Cite This Page:

Infectious Diseases Society of America. "Rotavirus vaccination may also protect children against seizures." ScienceDaily. ScienceDaily, 21 November 2013. <www.sciencedaily.com/releases/2013/11/131121091510.htm>.
Infectious Diseases Society of America. (2013, November 21). Rotavirus vaccination may also protect children against seizures. ScienceDaily.
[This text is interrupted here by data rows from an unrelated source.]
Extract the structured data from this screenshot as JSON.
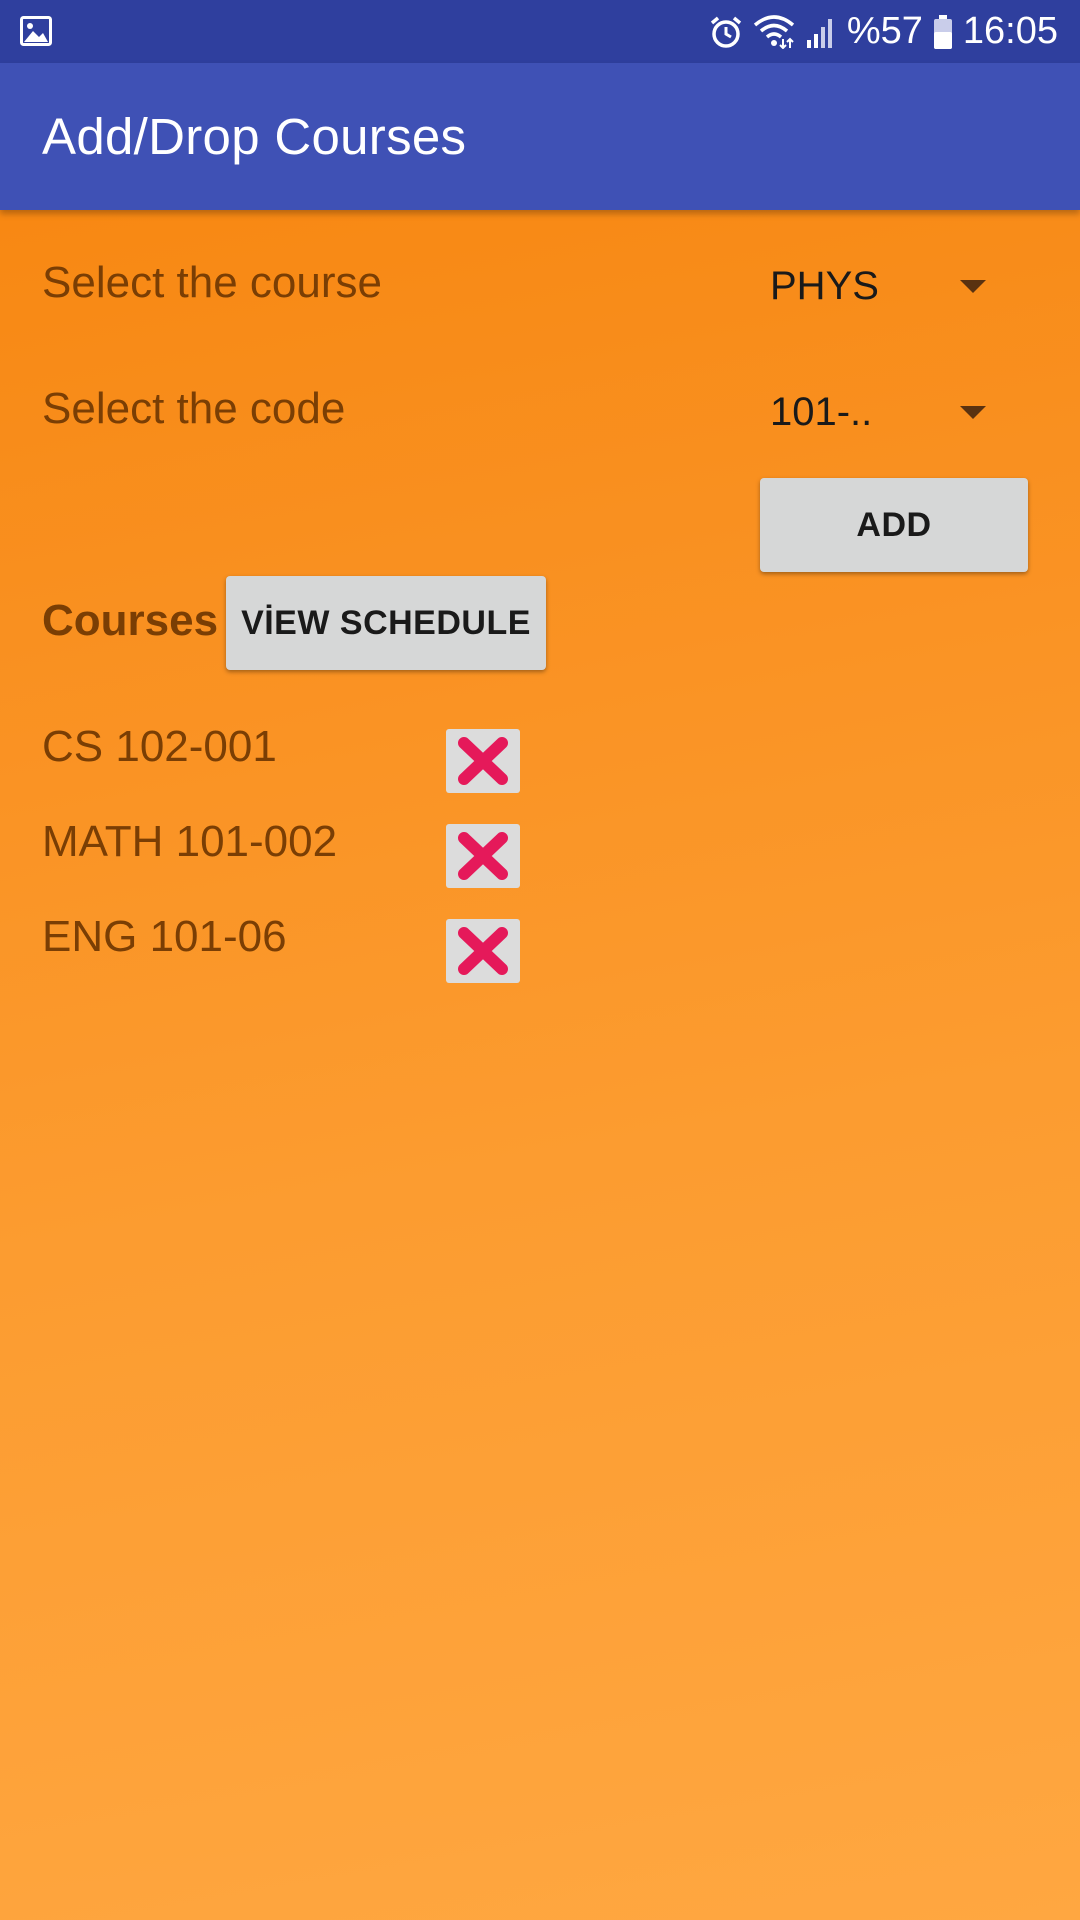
{
  "status_bar": {
    "battery_percent": "%57",
    "time": "16:05",
    "icons": [
      "image-icon",
      "alarm-icon",
      "wifi-icon",
      "signal-icon",
      "battery-icon"
    ]
  },
  "app_bar": {
    "title": "Add/Drop Courses"
  },
  "form": {
    "course_label": "Select the course",
    "course_value": "PHYS",
    "code_label": "Select the code",
    "code_value": "101-..",
    "add_label": "ADD"
  },
  "courses": {
    "heading": "Courses",
    "view_schedule_label": "VİEW SCHEDULE",
    "items": [
      {
        "label": "CS 102-001",
        "remove_icon": "close-icon"
      },
      {
        "label": "MATH 101-002",
        "remove_icon": "close-icon"
      },
      {
        "label": "ENG 101-06",
        "remove_icon": "close-icon"
      }
    ]
  },
  "colors": {
    "status_bar": "#2f3f9e",
    "app_bar": "#3f51b5",
    "background_top": "#f7840c",
    "background_bottom": "#ffa741",
    "label_text": "#7a3e04",
    "remove_icon": "#e5195a"
  }
}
Retrieved October 25, 2014 from www.sciencedaily.com/releases/2013/11/131121091510.htm
Infectious Diseases Society of America. "Rotavirus vaccination may also protect children against seizures." ScienceDaily. www.sciencedaily.com/releases/2013/11/131121091510.htm (accessed October 25, 2014).

Share This



More Health & Medicine News

Saturday, October 25, 2014

Featured Research

from universities, journals, and other organizations


Featured Videos

from AP, Reuters, AFP, and other news services

IKEA Desk Converts From Standing to Sitting With One Button

IKEA Desk Converts From Standing to Sitting With One Button

Buzz60 (Oct. 24, 2014) IKEA is out with a new convertible desk that can convert from a sitting desk to a standing one with just the push of a button. Jen Markham explains. Video provided by Buzz60
Powered by NewsLook.com
Ebola Protective Suits Being Made in China

Ebola Protective Suits Being Made in China

AFP (Oct. 24, 2014) A factory in China is busy making Ebola protective suits for healthcare workers and others fighting the spread of the virus. Duration: 00:38 Video provided by AFP
Powered by NewsLook.com
WHO: Millions of Ebola Vaccine Doses by 2015

WHO: Millions of Ebola Vaccine Doses by 2015

AP (Oct. 24, 2014) The World Health Organization said on Friday that millions of doses of two experimental Ebola vaccines could be ready for use in 2015 and five more experimental vaccines would start being tested in March. (Oct. 24) Video provided by AP
Powered by NewsLook.com
Doctor in NYC Quarantined With Ebola

Doctor in NYC Quarantined With Ebola

AP (Oct. 24, 2014) An emergency room doctor who recently returned to the city after treating Ebola patients in West Africa has tested positive for the virus. He's quarantined in a hospital. (Oct. 24) Video provided by AP
Powered by NewsLook.com

Search ScienceDaily

Number of stories in archives: 140,361

Find with keyword(s):
Enter a keyword or phrase to search ScienceDaily for related topics and research stories.

Save/Print:
Share:

Breaking News:

Strange & Offbeat Stories


Health & Medicine

Mind & Brain

Living & Well

In Other News

... from NewsDaily.com

Science News

Health News

Environment News

Technology News



Save/Print:
Share:

Free Subscriptions


Get the latest science news with ScienceDaily's free email newsletters, updated daily and weekly. Or view hourly updated newsfeeds in your RSS reader:

Get Social & Mobile


Keep up to date with the latest news from ScienceDaily via social networks and mobile apps:

Have Feedback?


Tell us what you think of ScienceDaily -- we welcome both positive and negative comments. Have any problems using the site? Questions?
Mobile: iPhone Android Web
Follow: Facebook Twitter Google+
Subscribe: RSS Feeds Email Newsletters
Latest Headlines Health & Medicine Mind & Brain Space & Time Matter & Energy Computers & Math Plants & Animals Earth & Climate Fossils & Ruins